Could this be causing ocean warming? Seems unlikely....It’s those darned underwater volcanoes and hot water vents.— Lars Larson (@FlushRivet) January 8, 2019
1) these volcanoes and vents didn't suddenly flare up during the Industrial era or in the 1970s -- they've been there for, what, billions of years at mid-ocean ridges where tectonic plate spread apart?
2) But let's do a little back of the envelope calculation to estimate their influence -- for underwater volcanoes, at least. (Plus it's always fun to get a chance to make LaTeX equations again.) Here's what I found:
"About 5 cubic-miles of lava erupt every year along the mid-ocean ridges and submarine fault systems associated with subduction zones...." (Forbes)
The lava is at a certain temperature TL, and the ocean at (an average of) TO. As the lava pours into the ocean, it gives up heat to the ocean, raising the temperature by ΔT. The final temperature of the lava will be TO + ΔT. Then by energy conservation, the heat gained by the ocean is the heat lost by the lava:
where M is mass and C is specific heat. Then
Here are the numbers I found for lava:
where 1200°C was the maximum value in the given range. For the ocean:

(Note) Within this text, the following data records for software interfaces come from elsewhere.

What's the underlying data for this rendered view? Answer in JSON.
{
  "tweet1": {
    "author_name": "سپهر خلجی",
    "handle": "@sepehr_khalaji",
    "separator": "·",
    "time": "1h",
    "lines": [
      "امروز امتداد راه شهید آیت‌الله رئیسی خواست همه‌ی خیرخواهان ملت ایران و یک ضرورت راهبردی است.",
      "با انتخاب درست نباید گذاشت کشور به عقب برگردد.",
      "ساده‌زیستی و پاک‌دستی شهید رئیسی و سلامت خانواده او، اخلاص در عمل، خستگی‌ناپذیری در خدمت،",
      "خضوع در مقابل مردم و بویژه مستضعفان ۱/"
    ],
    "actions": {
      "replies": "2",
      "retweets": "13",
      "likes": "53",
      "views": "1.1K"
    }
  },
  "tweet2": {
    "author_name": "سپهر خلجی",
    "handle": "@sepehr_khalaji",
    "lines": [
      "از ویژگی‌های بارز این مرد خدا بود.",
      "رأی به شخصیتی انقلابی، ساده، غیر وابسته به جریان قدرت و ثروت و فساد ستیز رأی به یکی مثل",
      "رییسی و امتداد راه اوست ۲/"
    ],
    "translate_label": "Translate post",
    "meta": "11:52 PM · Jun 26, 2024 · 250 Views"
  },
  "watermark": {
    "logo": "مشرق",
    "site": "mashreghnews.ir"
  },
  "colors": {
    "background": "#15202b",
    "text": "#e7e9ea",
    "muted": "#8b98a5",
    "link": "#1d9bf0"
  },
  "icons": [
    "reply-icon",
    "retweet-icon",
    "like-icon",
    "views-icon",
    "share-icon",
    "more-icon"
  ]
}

(The initial temperature of the ocean doesn't matter much, since TL is over an order of magnitude larger.) So
so tiny, as expected. Converting this to a ocean heat gain gives
over the Earth's surface area. Compare that to the trend found in the first paper mentioned above of about 0.60 W/m2.
So undersea volcanoes only contribute ~0.1% of the ocean's heat gain.
(I think it's hard to imagine just how huge the ocean is. For example, it's 1.5 times more massive than Ceres, the largest body in the asteroid belt, with a diameter of almost 600 miles.)
Anything I missed?